[Opening Source data section]

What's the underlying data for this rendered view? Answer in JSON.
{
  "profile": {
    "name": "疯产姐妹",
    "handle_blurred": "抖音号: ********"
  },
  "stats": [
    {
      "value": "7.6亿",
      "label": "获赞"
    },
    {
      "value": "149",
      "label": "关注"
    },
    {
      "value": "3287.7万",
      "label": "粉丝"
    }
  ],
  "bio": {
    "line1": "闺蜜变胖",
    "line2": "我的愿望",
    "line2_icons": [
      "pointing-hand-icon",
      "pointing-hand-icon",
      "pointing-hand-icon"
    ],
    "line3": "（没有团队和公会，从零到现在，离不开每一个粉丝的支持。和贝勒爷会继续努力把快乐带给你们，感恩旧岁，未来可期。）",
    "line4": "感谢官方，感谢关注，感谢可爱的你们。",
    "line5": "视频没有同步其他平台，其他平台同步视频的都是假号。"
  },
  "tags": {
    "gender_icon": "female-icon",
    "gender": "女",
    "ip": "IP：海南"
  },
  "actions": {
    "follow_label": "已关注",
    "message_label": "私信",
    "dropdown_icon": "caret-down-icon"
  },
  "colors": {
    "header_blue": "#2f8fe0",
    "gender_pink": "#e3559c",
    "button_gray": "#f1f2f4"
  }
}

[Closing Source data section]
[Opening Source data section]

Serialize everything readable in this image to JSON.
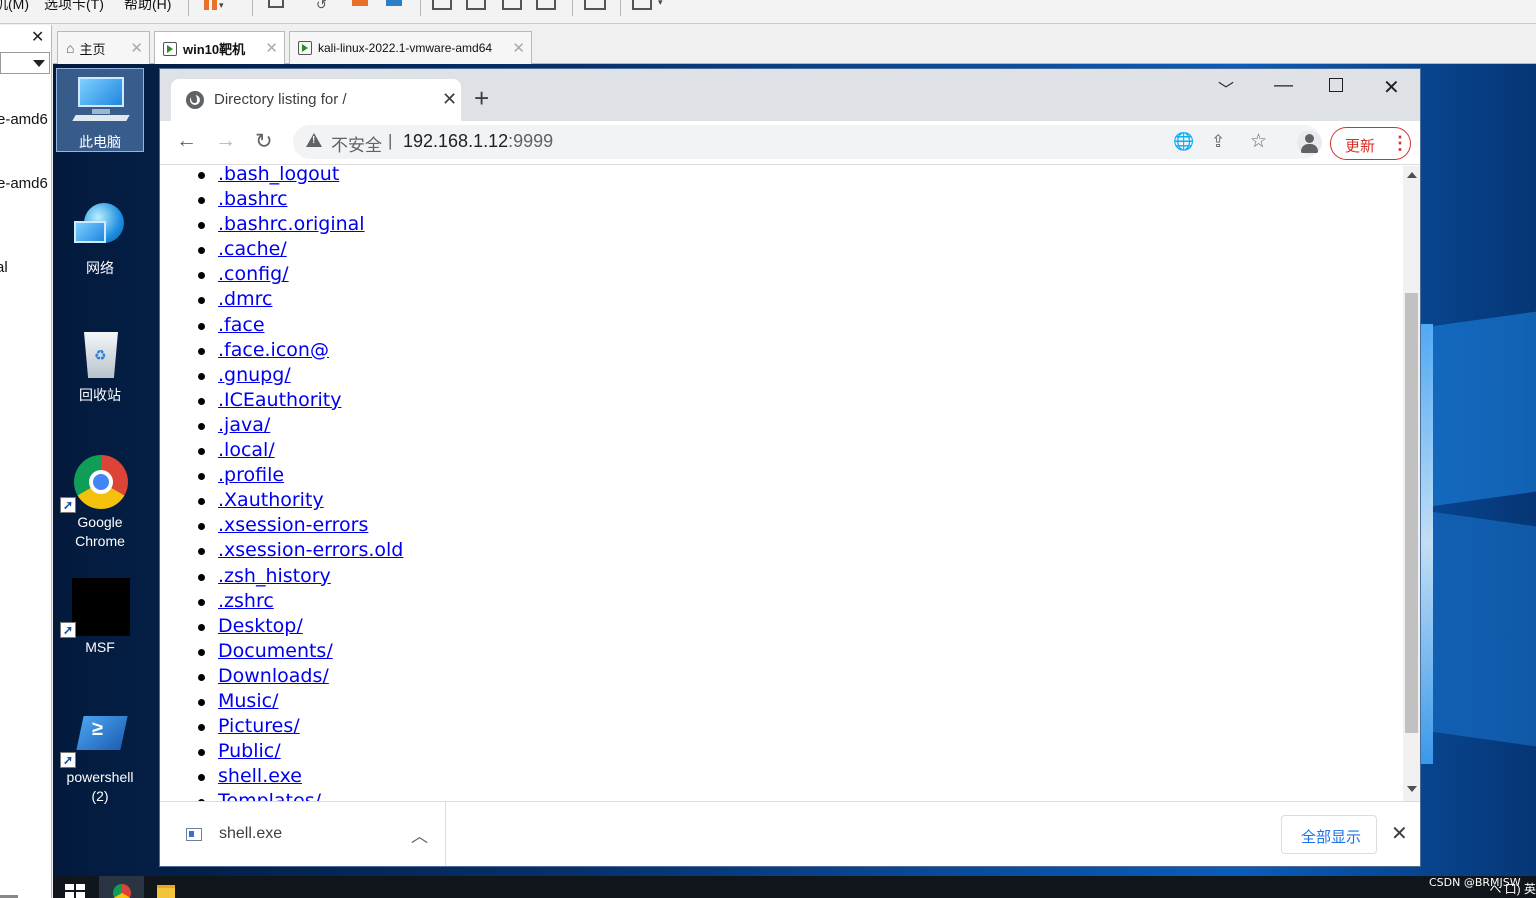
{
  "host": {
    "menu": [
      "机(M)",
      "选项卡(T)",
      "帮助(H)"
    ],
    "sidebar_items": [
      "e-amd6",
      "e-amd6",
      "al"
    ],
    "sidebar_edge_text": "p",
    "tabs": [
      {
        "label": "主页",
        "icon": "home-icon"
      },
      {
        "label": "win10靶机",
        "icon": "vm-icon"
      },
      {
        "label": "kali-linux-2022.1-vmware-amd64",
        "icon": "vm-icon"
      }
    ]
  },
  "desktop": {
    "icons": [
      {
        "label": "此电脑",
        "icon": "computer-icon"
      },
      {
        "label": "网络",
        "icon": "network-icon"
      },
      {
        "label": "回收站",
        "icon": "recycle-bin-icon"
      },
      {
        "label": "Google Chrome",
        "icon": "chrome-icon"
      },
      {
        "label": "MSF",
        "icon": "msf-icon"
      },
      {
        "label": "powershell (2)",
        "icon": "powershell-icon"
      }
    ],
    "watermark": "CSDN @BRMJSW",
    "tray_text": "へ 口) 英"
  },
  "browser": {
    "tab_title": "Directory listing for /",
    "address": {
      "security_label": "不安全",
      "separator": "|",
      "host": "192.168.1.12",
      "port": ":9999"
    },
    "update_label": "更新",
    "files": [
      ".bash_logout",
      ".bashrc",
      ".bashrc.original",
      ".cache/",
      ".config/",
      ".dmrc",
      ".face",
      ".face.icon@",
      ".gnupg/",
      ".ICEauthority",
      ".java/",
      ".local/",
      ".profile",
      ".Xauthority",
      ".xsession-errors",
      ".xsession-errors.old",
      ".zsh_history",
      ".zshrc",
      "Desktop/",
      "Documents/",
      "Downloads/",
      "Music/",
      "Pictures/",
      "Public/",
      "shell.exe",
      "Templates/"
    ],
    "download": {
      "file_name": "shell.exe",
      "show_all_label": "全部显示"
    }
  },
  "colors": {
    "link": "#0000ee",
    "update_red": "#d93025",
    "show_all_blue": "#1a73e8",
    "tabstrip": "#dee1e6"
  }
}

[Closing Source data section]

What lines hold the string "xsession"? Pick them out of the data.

Task response ▸
      ".xsession-errors",
      ".xsession-errors.old",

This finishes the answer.